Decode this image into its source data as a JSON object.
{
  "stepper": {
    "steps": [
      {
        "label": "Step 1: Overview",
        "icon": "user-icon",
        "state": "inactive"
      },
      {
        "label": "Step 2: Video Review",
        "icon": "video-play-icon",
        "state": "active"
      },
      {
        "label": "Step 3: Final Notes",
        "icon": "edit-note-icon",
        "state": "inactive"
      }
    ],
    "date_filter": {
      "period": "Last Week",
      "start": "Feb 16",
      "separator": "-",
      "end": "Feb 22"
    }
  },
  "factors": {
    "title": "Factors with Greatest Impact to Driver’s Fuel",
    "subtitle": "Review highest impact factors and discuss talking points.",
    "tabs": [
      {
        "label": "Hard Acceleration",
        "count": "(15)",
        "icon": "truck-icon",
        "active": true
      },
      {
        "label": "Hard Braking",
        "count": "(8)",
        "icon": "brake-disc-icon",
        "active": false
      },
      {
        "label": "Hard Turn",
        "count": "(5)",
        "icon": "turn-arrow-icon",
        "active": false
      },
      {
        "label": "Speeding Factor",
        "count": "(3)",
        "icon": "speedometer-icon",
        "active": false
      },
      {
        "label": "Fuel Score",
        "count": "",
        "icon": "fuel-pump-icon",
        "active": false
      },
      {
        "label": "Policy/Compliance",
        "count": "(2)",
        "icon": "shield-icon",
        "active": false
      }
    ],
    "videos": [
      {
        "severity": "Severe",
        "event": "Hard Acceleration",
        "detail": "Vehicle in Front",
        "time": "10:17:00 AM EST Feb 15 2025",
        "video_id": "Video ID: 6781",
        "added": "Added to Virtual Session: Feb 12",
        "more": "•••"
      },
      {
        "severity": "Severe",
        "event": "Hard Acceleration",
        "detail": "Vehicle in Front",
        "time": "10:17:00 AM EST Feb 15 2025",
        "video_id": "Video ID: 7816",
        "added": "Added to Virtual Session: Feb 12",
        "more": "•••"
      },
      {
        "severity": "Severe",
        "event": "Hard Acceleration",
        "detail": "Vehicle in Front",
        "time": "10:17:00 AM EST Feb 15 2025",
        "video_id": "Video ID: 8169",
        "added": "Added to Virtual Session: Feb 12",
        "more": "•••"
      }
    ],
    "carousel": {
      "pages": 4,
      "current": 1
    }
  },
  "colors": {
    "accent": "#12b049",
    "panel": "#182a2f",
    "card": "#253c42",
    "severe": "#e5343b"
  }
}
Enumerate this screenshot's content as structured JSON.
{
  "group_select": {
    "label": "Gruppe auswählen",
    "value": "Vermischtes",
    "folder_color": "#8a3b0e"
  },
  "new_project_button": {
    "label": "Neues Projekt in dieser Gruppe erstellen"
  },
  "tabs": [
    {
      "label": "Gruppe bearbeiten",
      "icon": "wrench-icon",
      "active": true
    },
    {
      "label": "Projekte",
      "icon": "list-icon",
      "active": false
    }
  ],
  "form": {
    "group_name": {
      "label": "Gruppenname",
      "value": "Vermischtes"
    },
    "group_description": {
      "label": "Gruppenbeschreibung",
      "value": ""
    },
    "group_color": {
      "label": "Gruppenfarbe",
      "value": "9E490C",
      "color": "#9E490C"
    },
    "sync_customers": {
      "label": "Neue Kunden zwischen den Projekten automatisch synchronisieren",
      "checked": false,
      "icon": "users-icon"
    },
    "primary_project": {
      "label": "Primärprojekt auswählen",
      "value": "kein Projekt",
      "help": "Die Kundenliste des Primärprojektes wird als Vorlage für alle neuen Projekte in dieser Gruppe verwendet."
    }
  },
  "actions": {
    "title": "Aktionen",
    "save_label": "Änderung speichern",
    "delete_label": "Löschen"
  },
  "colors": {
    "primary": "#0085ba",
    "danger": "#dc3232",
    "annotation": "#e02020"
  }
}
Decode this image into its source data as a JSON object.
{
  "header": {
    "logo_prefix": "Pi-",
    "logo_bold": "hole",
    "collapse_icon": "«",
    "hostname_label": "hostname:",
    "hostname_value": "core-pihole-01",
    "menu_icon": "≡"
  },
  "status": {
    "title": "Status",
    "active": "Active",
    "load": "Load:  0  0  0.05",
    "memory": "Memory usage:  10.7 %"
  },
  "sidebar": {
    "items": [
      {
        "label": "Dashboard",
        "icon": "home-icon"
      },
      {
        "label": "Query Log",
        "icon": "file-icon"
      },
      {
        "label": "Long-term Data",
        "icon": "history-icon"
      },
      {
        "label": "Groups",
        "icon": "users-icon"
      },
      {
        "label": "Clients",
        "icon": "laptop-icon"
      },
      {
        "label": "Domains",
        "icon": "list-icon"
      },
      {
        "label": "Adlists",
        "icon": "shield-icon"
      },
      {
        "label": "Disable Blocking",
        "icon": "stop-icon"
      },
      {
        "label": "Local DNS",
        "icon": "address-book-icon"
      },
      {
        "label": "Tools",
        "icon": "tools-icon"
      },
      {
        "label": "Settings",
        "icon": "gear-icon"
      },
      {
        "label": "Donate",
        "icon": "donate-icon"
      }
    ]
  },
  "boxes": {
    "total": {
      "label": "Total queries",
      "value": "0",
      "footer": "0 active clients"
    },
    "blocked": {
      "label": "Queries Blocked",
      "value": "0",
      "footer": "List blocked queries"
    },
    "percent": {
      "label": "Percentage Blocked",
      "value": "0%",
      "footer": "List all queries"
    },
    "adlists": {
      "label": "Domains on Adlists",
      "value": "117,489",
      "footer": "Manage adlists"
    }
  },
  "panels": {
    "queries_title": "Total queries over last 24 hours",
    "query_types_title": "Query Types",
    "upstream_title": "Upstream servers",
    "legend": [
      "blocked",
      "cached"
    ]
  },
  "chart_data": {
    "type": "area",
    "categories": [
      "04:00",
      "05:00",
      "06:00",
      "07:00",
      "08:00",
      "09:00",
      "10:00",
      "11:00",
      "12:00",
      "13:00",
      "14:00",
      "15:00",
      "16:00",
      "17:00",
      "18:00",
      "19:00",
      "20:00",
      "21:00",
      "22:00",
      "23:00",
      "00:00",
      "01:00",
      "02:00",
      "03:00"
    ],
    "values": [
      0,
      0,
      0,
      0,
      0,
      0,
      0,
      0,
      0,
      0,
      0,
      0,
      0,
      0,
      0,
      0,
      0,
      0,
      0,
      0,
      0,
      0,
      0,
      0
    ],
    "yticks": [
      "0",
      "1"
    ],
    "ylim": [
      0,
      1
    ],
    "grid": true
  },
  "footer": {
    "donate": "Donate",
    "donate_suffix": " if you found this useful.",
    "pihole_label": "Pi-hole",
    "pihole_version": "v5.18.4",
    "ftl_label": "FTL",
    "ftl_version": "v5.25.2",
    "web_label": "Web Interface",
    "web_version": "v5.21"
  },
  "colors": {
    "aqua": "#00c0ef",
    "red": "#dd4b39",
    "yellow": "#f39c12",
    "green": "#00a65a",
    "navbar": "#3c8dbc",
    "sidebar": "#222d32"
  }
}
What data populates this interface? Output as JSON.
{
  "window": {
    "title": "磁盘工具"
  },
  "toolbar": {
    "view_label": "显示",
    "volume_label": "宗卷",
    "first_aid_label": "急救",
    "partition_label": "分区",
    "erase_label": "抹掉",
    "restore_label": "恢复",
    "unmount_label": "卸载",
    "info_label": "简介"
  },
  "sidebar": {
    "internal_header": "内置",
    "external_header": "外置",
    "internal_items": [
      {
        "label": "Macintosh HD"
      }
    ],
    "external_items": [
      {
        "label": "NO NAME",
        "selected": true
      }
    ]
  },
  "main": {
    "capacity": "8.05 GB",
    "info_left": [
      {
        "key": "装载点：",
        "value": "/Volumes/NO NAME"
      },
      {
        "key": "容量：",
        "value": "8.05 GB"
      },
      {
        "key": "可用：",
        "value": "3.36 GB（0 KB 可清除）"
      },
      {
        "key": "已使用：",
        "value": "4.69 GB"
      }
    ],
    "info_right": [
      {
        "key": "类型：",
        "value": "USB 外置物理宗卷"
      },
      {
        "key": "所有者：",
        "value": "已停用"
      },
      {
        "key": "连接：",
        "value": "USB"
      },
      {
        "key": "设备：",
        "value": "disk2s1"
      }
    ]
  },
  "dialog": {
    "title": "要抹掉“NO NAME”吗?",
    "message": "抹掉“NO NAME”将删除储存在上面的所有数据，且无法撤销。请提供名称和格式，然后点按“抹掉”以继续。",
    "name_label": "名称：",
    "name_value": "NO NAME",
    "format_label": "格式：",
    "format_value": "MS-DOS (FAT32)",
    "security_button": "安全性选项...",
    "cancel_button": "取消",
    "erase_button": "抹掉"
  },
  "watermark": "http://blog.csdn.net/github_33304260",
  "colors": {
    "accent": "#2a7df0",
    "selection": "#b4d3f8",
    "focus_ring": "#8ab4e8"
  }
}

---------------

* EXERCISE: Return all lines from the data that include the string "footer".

* SOLUTION TO THE EXERCISE:
      "footer": "0 active clients"
      "footer": "List blocked queries"
      "footer": "List all queries"
      "footer": "Manage adlists"
  "footer": {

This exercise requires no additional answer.